Friday, 21 October 2016
Dollar stands tall after dovish Draghi pressures euro
The dollar stood tall in Asian trading on Friday, on track for a weekly gain against a basket of currencies, as the euro wallowed at seven-month lows after the European Central Bank doused speculation that it would taper its stimulus.
The dollar index, which gauges the greenback against six major rivals, was up 0.2 percent at 98.476 .DXY, up 0.5 percent for the week and near a session high of 98.564, its loftiest peak since March 10.
The euro slipped 0.2 percent to $1.0907 EUR=, poised to shed 0.6 percent for the week after plumbing $1.0891 earlier on Friday, its lowest since March 10.
ECB President Mario Draghi left the door open to a wide range of policy options and emphasized that a long-awaited rise in inflation is predicated on "very substantial" monetary accommodation - giving markets no reason to believe the central bank was ready to talk about tapering its 1.7 trillion euro ($1.86 trillion) asset-buying program.
"Draghi didn't clearly say that there would be additional stimulus in December, so even though the euro has sold off, it might not continue falling for long," said Kumiko Ishikawa, senior FX analyst at Gaitame.Com Research Institute in Tokyo.
"But from a technical point, now that the June 24 low has been broken, the euro could have more room on the downside and target the March 10 low," she said.
In contrast with the ECB, U.S. data on Thursday showed that U.S. home resales surged in September after two straight months of declines, giving investors more reason to bet that the U.S. Federal Reserve would hike interest rates as early as its Dec. 13-14 meeting.
Separate data showed that first-time filings for unemployment benefits rose more than expected to 260,000 last week, but the trend suggests the labor market remains strong.
The dollar added 0.1 percent to 104.09 yen JPY=, edging down 0.1 percent for the week.
"Maybe we're just in a holding pattern ahead of the U.S. election," said Bart Wakabayashi, head of Hong Kong FX sales at State Street Global Markets, adding that regional trading was likely a bit thinner than usual on Friday as Typhoon Haima battered Hong Kong, forcing authorities to shut all but essential services in the global financial hub.
Sterling was down 0.1 percent at $1.2238 GBP=, on track to gain 0.4 percent for the week.
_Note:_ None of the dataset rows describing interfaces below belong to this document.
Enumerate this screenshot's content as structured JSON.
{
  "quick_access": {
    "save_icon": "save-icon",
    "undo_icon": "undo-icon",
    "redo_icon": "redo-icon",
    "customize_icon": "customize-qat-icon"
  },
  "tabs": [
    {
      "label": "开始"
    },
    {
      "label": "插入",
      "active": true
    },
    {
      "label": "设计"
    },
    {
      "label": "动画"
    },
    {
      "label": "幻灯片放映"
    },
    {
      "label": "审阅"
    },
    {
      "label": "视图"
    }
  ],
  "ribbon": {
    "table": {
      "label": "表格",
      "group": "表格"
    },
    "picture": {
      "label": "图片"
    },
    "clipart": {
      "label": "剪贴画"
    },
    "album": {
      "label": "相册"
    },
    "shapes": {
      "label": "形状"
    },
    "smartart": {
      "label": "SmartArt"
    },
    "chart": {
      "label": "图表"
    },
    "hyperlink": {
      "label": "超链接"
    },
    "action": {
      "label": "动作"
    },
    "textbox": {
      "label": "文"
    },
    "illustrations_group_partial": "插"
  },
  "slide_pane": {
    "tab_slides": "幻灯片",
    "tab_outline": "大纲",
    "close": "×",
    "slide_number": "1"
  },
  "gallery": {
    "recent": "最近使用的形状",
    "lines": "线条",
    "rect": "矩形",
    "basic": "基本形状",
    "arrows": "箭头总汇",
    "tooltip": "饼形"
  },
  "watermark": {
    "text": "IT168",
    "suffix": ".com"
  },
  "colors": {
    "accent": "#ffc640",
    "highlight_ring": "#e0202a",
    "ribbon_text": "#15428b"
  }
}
European Council chief Donald Tusk said EU leaders would not engage in negotiations on Britain's exit from the bloc at Prime Minister Theresa May's first summit in Brussels, ruling out any Brexit negotiations until Britain formally launches the exit process.
The pound shrugged off Tusk's remarks that British Prime Minister Theresa May had confirmed that Brexit talks would be triggered by end-March 2017.
China's offshore yuan , meanwhile, dropped to its lowest level in six years against the broadly stronger greenback.